In the data that follows, count each line holding the string "JSON"; answer with the number only.

*** Opening of Extracted information ***

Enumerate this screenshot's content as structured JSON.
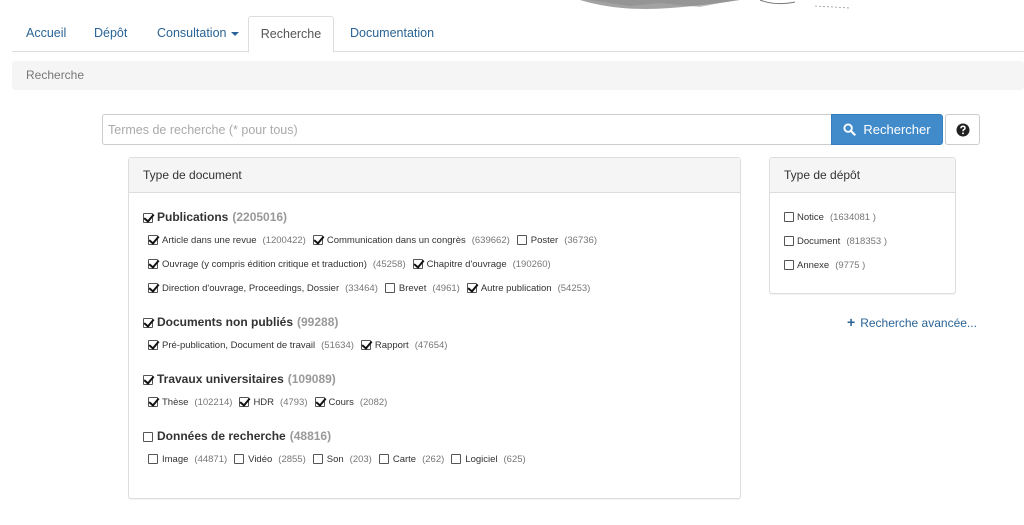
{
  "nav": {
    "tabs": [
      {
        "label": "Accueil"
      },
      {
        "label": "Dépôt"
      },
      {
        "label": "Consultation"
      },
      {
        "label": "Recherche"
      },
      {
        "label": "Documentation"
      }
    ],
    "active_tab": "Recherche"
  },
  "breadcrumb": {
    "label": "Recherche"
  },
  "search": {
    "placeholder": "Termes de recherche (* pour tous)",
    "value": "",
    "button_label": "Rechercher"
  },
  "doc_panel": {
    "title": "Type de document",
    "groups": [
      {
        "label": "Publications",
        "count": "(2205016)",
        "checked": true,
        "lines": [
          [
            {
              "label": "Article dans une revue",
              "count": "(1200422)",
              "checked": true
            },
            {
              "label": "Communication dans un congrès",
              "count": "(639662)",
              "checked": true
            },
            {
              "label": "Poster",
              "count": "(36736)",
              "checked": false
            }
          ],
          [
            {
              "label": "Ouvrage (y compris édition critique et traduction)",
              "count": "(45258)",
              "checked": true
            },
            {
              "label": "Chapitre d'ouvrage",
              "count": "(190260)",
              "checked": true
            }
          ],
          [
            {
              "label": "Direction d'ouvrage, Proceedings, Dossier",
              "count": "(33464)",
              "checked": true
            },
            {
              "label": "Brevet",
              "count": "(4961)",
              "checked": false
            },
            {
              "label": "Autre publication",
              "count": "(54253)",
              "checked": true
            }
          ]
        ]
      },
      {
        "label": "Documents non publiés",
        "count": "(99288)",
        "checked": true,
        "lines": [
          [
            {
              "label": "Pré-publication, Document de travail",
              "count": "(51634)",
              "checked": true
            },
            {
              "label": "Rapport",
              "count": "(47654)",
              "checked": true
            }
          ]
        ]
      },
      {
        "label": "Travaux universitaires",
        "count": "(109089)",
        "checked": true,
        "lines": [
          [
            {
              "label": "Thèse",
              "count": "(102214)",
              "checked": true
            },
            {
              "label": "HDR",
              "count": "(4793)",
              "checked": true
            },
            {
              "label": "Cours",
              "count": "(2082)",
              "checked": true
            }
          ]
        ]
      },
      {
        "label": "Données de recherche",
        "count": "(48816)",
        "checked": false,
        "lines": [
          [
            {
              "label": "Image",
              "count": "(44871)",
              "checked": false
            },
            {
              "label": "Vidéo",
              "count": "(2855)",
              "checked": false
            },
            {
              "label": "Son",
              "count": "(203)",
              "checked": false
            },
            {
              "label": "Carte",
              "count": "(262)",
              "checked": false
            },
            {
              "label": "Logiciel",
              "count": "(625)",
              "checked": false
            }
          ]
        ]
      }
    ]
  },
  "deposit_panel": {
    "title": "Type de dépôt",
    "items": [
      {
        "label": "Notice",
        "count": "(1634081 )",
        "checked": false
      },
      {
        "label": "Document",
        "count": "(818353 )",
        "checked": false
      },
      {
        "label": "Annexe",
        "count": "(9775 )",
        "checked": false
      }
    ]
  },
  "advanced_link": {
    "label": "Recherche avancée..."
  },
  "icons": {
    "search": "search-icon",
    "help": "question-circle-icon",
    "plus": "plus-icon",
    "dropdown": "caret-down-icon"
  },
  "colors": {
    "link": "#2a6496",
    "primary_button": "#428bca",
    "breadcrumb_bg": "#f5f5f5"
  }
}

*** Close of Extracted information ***
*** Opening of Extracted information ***

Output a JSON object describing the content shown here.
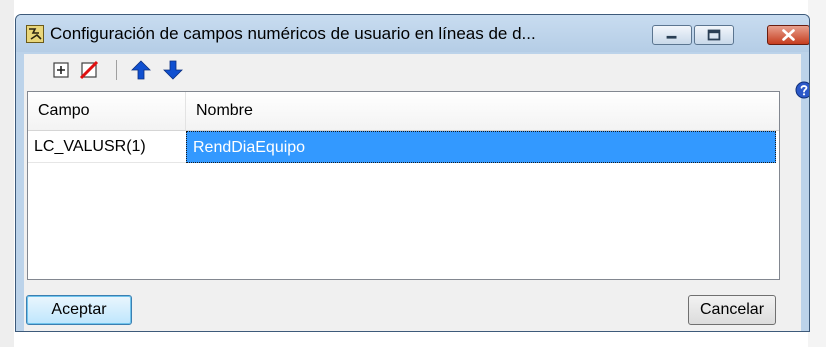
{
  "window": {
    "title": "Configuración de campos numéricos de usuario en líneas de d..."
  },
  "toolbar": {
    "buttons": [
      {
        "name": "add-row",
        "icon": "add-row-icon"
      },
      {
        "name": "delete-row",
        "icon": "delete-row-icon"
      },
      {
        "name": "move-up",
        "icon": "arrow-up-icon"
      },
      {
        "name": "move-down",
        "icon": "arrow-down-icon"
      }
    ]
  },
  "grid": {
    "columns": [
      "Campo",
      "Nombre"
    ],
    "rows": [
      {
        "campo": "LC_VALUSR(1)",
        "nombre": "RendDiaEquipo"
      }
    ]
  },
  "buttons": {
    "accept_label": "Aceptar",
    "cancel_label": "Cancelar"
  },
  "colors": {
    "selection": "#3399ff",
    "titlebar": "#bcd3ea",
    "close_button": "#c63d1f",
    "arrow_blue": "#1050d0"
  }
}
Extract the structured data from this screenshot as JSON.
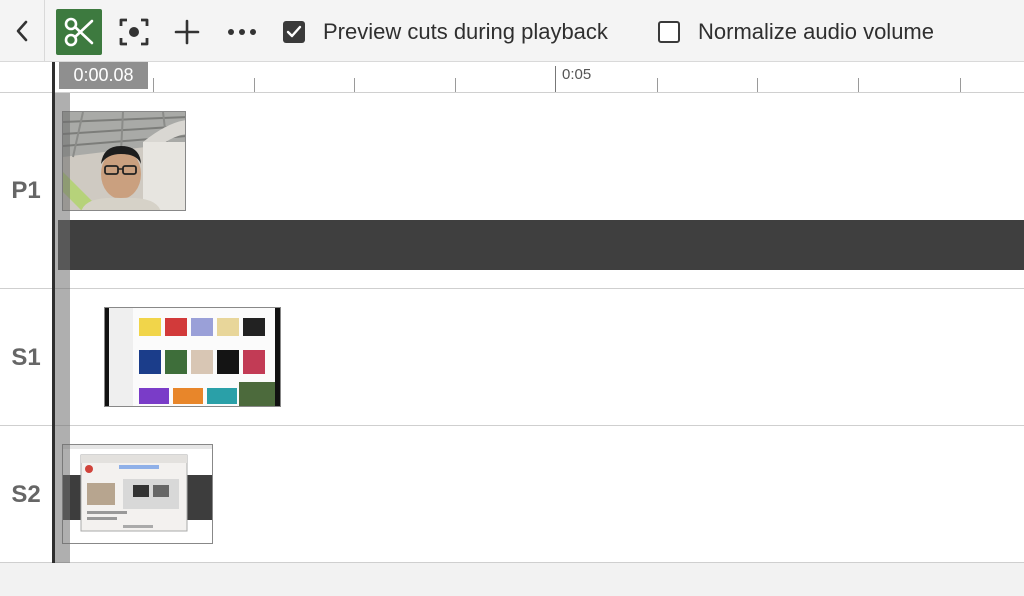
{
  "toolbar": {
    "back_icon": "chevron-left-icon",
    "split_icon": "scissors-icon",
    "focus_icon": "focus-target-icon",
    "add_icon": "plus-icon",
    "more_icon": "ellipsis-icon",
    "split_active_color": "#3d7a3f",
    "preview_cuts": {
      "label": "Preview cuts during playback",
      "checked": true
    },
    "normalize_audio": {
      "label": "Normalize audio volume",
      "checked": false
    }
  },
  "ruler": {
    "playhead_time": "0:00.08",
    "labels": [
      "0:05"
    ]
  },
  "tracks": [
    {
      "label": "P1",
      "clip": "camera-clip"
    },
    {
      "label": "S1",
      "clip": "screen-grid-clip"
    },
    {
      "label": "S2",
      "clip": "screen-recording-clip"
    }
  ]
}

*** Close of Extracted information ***

*Result of the exercise*. 3